**Problem requirements**
Each record must be written out again exactly. Skip any picture it contains.

(Dataset content)

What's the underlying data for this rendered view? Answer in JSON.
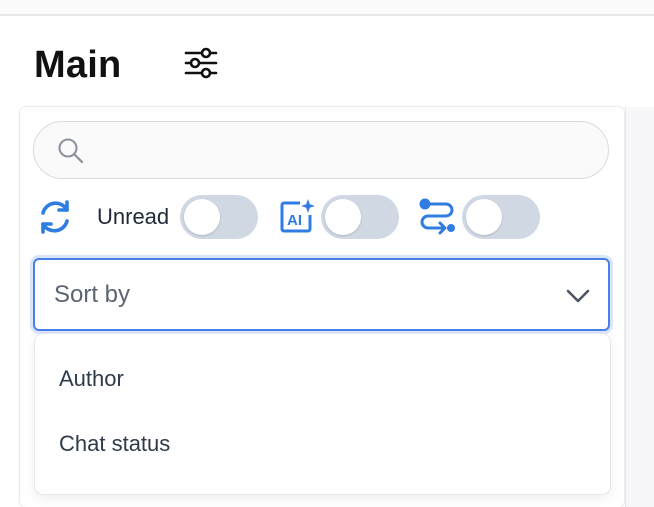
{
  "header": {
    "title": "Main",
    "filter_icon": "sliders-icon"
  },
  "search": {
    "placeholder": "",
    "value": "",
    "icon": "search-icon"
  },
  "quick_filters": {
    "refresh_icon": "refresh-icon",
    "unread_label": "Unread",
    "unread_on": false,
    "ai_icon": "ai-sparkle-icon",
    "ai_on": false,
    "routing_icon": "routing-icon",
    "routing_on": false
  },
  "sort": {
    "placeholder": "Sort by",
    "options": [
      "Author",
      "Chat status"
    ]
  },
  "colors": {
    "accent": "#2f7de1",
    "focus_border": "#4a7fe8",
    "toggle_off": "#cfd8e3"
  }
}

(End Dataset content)

**Written response**
What's the underlying data for this rendered view? Answer in JSON.
{
  "header": {
    "title": "Main",
    "filter_icon": "sliders-icon"
  },
  "search": {
    "placeholder": "",
    "value": "",
    "icon": "search-icon"
  },
  "quick_filters": {
    "refresh_icon": "refresh-icon",
    "unread_label": "Unread",
    "unread_on": false,
    "ai_icon": "ai-sparkle-icon",
    "ai_on": false,
    "routing_icon": "routing-icon",
    "routing_on": false
  },
  "sort": {
    "placeholder": "Sort by",
    "options": [
      "Author",
      "Chat status"
    ]
  },
  "colors": {
    "accent": "#2f7de1",
    "focus_border": "#4a7fe8",
    "toggle_off": "#cfd8e3"
  }
}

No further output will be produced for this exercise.